On this page, I will answer questions you have emailed me.
Question: Will there be an opportunity to observe/study in an acupuncture clinic?
Answer: Yes. Dr Lee has a full scale clinic. While herbs are his dominant treatment modality, he also uses acupuncture on many of his patients. Note that traditional Chinese medicine historically was dominated by herbal treatment. Acupuncture has become much more popular in the west than it ever did in East Asia. In Taiwan, acupuncture has seen an increase in popular only in the last 15 or 20 years.
Question: Do we need a visa to enter Taiwan?
Answer: Currently Taiwan offers a landing visa (a visa issued upon arrival at their airport customs) for US citizens. However, one must carry a valid passport that will not expire in the next 6 months or so. It is strongly encouraged that you check with your local Taiwan visa office here or here for specific information regarding your trip.
You are responsible for ensuring that your passport is valid and your Taiwan visa situation is okay.

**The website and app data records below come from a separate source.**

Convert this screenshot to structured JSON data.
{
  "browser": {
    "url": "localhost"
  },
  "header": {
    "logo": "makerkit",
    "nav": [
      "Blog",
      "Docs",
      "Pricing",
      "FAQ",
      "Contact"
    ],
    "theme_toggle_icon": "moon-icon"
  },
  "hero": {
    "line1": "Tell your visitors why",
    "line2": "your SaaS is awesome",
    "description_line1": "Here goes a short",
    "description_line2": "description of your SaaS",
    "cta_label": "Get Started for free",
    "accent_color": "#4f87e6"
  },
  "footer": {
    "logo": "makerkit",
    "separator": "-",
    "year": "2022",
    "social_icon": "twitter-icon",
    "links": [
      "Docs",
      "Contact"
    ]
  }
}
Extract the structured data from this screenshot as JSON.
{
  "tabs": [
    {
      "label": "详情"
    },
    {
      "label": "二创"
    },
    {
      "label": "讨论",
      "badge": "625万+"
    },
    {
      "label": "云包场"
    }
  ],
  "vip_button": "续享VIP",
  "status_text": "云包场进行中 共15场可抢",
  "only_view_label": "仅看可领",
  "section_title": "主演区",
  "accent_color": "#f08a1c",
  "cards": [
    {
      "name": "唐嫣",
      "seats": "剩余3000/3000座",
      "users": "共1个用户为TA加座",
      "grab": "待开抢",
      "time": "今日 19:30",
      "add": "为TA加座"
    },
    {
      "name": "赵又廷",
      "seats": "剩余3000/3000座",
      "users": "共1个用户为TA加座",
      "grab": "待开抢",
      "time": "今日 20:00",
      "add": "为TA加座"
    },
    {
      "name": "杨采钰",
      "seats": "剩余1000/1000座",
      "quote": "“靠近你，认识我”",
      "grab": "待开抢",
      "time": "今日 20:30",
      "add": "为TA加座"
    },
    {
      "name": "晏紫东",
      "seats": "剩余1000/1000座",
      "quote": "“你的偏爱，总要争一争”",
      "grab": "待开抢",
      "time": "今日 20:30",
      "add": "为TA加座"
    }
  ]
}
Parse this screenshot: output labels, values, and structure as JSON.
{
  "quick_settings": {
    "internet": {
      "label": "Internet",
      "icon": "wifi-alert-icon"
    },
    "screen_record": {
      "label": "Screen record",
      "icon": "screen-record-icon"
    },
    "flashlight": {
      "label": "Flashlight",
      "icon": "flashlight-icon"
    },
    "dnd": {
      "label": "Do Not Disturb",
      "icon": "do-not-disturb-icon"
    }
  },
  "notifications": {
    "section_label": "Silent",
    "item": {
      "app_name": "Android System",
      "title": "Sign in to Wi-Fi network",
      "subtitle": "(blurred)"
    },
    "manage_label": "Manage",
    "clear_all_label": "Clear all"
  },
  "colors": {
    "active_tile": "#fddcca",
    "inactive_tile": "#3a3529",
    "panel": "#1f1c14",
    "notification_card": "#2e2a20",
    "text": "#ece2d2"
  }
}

If you passport is set to expire within 6 months of planned entry to Taiwan, you are encouraged to apply for a new passport as soon as possible.
Question: Will we get CEUs for the study part of the trip?
Answer:NCCAOM usually approves approximately 19 CEU credits each year. Check with me regarding details.
Question: Will the herbal clinic be focused on Shang Han Lun approaches to treatment, or general internal medicine diagnosis and treatment?
Answer: Dr. Lee draws on several schools of Chinese medicine in his treatment strategy for treatment. One of his main resources is the Shang Han Lun/Jin Gui Yao Lue and he is considered an expert on this treatise.
Question: How do we get there?
Answer: You are responsible for your transportation arrangements and costs. Please contact and confirm with me before purchasing any tickets.
Question: Some of my classmates studied herbs in Shanghai and they said that a lot of herbs were used that aren’t commonly available in the U.S. So while they learned a lot it didn’t carry over to practice in the U.S. quite as much as they had hoped. Is the same true in Taiwan? Also, I am assuming that Dr. Lee sees a wide variety of different cases or does he have a particular specialty?
Answer: My teacher, Dr. Lee, generally prefers to use the most common herbs. Most of his formulas are based in the Shang Han Lun, Pi Wei Lun or Zhang Jing Yue. So they are commonly available in the US as patents, granules or individually constructed through raw herbs. Chinese physicians in Taiwan are mostly general practitioners who have their own private clinic (unlike physicians in Mainland China who mostly work as specialists in hospitals). However, like any practitioner, he has his personal specialties, the foremost of which is cerebral-spinal trauma. He is also famous for auto-immune, cancer, eye, gyn and many other areas of medicine.
Question: What is the hotel like and what facilities does it offer?
Answer: We chosen a hotel that is within a few blocks of Dr. Lee’s clinic. Check out its website: http://intl-house.howard-hotels.com/
It is between two major universities, National Taiwan University (the Harvard of Taiwan) and National Taiwan Normal University which both have lively day and night markets with lots of small shops and restaurants. Many foreigners choose to live in this area when the first move to Taiwan due to the youthful energy and easy access to everything. It is also near major bus and subway (MRT) hubs making transportation extremely convenient.
Laundry and clothes:
The hotel should have a laundry service for a hotel price. There are likely several laundry mats in the alleys behind the hotel. This is fairly traditional, but also especially here because the neighborhood is a student area. The weather should be right around 70, but being spring it can get hotter into 80’s or lower into 60’s. Also be prepared for light rain. You can always buy a small umbrella there–they magically appear for sale on the sidewalks for about 100nt or $3-4 with the first drop of rain.
Money Exchange and credit cards:
You can exchange money at the airport for a fairly good rate (at least it usually is). I actually prefer to exchange money at this airport. The rates often are slightly better than in town and there are no service fees. They may not be open at the time you arrive if you are arriving really early. In that case, you can exchange your money on Monday. Near the clinic there are a couple of banks that will exchange your money with little trouble.
Make sure that you bring new $100 bills. Foreign countries tend to not want to exchange older model bills. Traveler’s cheques can also be cashed, but usually only at banks and for a little extra trouble. You can of course exchange at the hotel, but the exchange will not be in your favor. Banks tend to close earlier in Taiwan than in the US-around 3pm. So don’t until the end of a day before exchanging. There are many ATM machines around if you want to pull out cash through your credit card, debit card, etc. But make sure you talk to your bank or credit card company to make sure you can do that.
Also, it is a good idea to let your credit card company know that you will be traveling to Taiwan and for which days. Otherwise, they may automatically deny charges for your protection.